What to do:
Wherever "value" turns up in the entries, copy out the line that holds it.

Information given START

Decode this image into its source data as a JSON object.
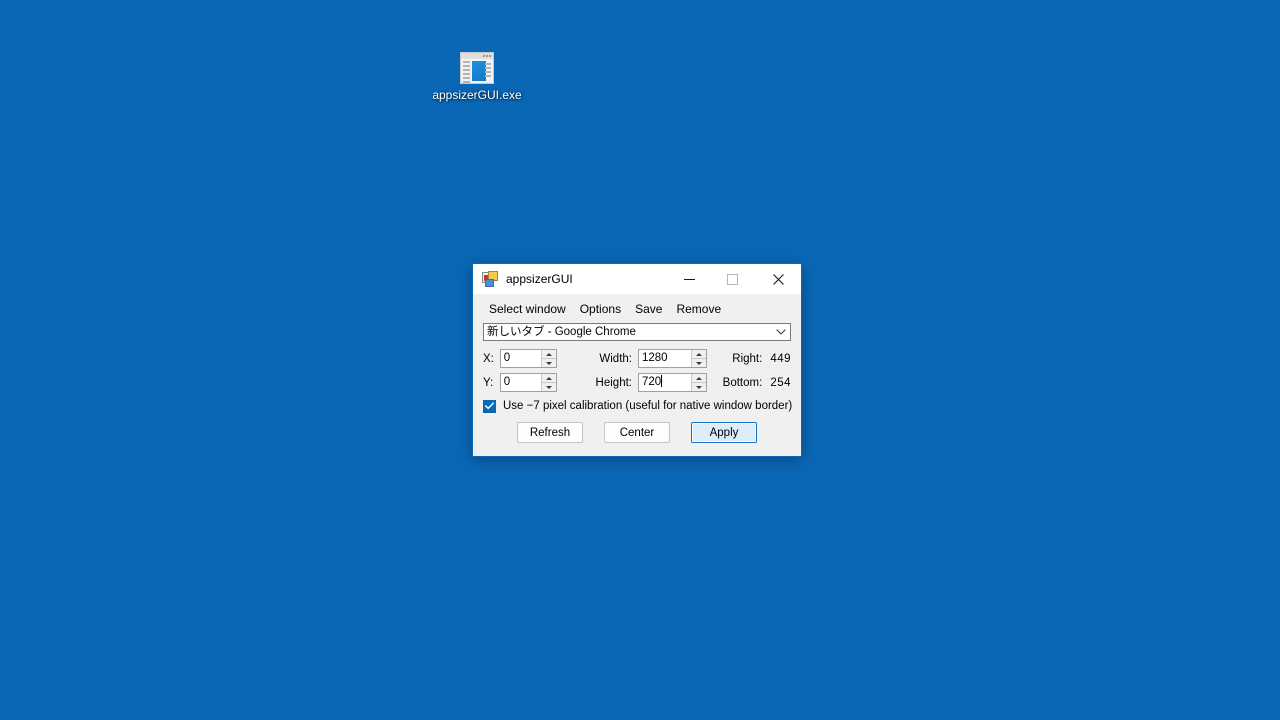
{
  "desktop": {
    "background_color": "#0a67b6",
    "icons": [
      {
        "name": "appsizerGUI.exe",
        "label": "appsizerGUI.exe",
        "icon": "window-app-icon"
      }
    ]
  },
  "window": {
    "title": "appsizerGUI",
    "icon": "appsizer-app-icon",
    "caption_buttons": {
      "minimize": "minimize-icon",
      "maximize": "maximize-icon",
      "close": "close-icon"
    },
    "menu": [
      {
        "label": "Select window"
      },
      {
        "label": "Options"
      },
      {
        "label": "Save"
      },
      {
        "label": "Remove"
      }
    ],
    "window_selector": {
      "value": "新しいタブ - Google Chrome",
      "arrow_icon": "chevron-down-icon"
    },
    "fields": {
      "x": {
        "label": "X:",
        "value": "0"
      },
      "y": {
        "label": "Y:",
        "value": "0"
      },
      "width": {
        "label": "Width:",
        "value": "1280"
      },
      "height": {
        "label": "Height:",
        "value": "720"
      },
      "right": {
        "label": "Right:",
        "value": "449"
      },
      "bottom": {
        "label": "Bottom:",
        "value": "254"
      }
    },
    "calibration": {
      "label": "Use −7 pixel calibration (useful for native window border)",
      "checked": true,
      "check_icon": "checkmark-icon",
      "accent_color": "#0a67b6"
    },
    "actions": {
      "refresh": "Refresh",
      "center": "Center",
      "apply": "Apply"
    }
  }
}
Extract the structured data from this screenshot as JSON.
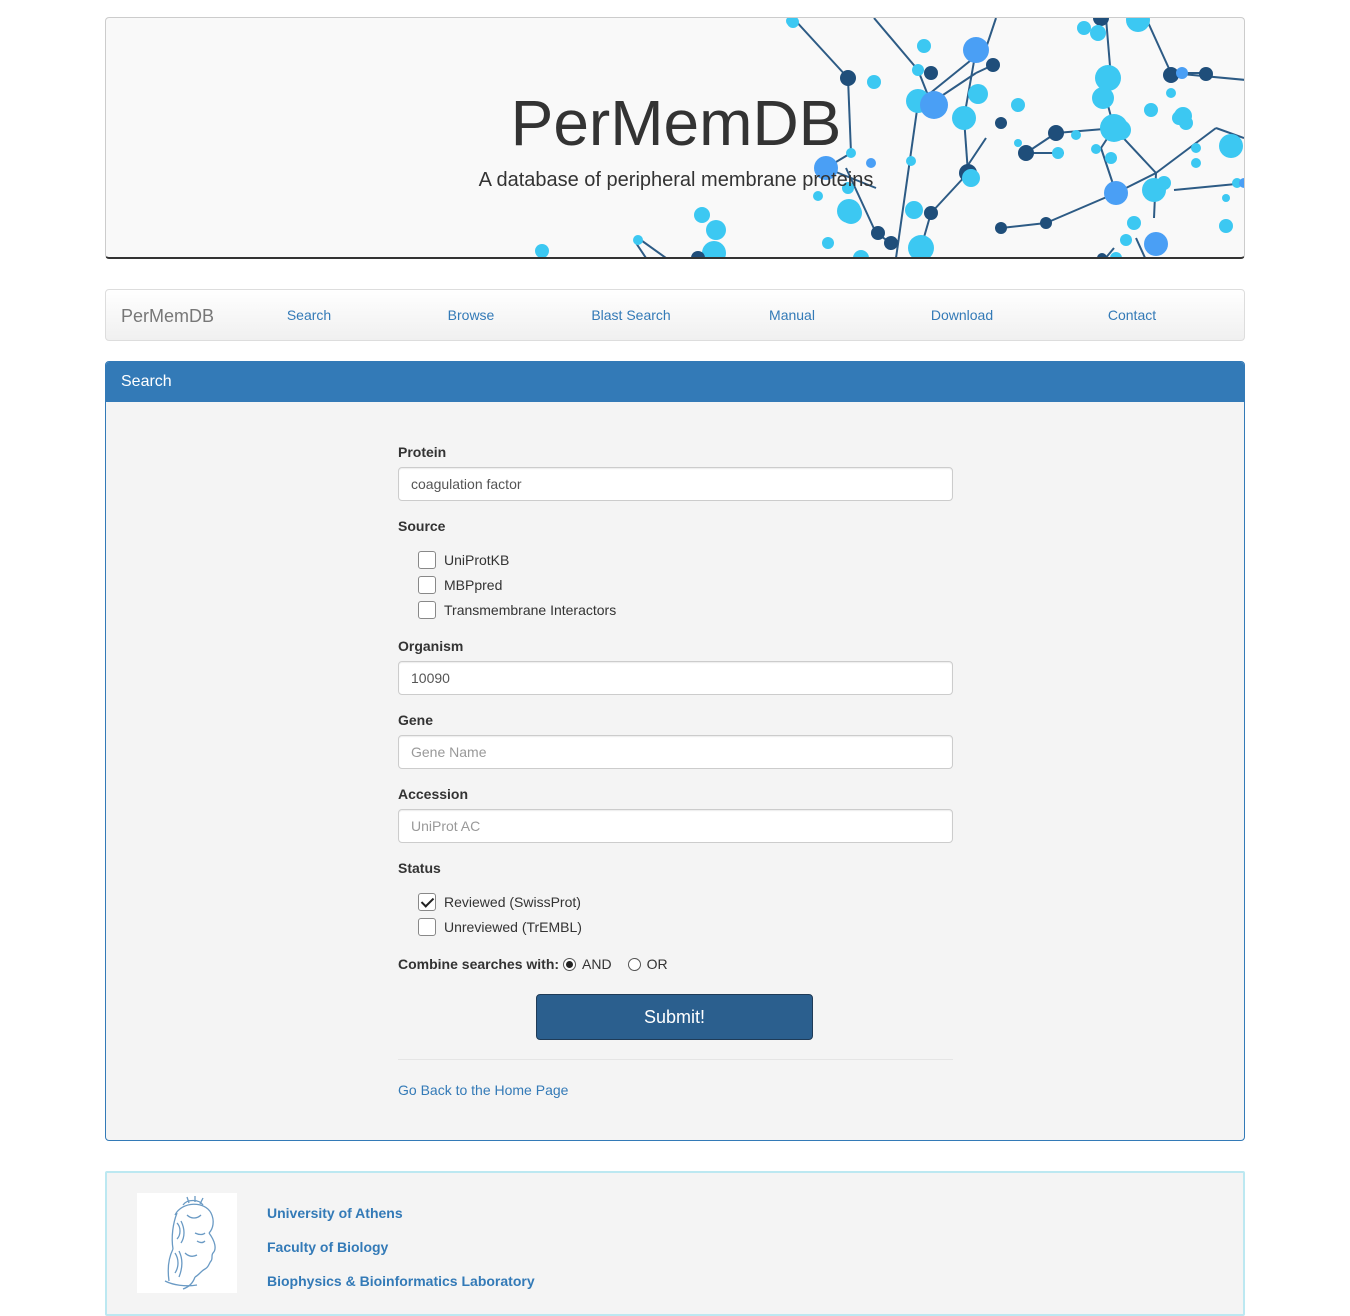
{
  "banner": {
    "title": "PerMemDB",
    "subtitle": "A database of peripheral membrane proteins"
  },
  "navbar": {
    "brand": "PerMemDB",
    "items": [
      "Search",
      "Browse",
      "Blast Search",
      "Manual",
      "Download",
      "Contact"
    ]
  },
  "panel": {
    "title": "Search"
  },
  "form": {
    "protein": {
      "label": "Protein",
      "value": "coagulation factor"
    },
    "source": {
      "label": "Source",
      "options": [
        {
          "label": "UniProtKB",
          "checked": false
        },
        {
          "label": "MBPpred",
          "checked": false
        },
        {
          "label": "Transmembrane Interactors",
          "checked": false
        }
      ]
    },
    "organism": {
      "label": "Organism",
      "value": "10090"
    },
    "gene": {
      "label": "Gene",
      "placeholder": "Gene Name"
    },
    "accession": {
      "label": "Accession",
      "placeholder": "UniProt AC"
    },
    "status": {
      "label": "Status",
      "options": [
        {
          "label": "Reviewed (SwissProt)",
          "checked": true
        },
        {
          "label": "Unreviewed (TrEMBL)",
          "checked": false
        }
      ]
    },
    "combine": {
      "label": "Combine searches with:",
      "options": [
        {
          "label": "AND",
          "selected": true
        },
        {
          "label": "OR",
          "selected": false
        }
      ]
    },
    "submit_label": "Submit!",
    "back_link": "Go Back to the Home Page"
  },
  "footer": {
    "lines": [
      "University of Athens",
      "Faculty of Biology",
      "Biophysics & Bioinformatics Laboratory"
    ],
    "logo_icon": "athena-head-logo-icon"
  },
  "colors": {
    "primary": "#337ab7",
    "submit": "#2b5f8e",
    "network_light": "#3cc8f2",
    "network_mid": "#4a9ff5",
    "network_dark": "#1f4e7a"
  }
}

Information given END

Problem solution:
      "value": "新しいタブ - Google Chrome",
        "value": "0"
        "value": "0"
        "value": "1280"
        "value": "720"
        "value": "449"
        "value": "254"
      "value": "coagulation factor"
      "value": "10090"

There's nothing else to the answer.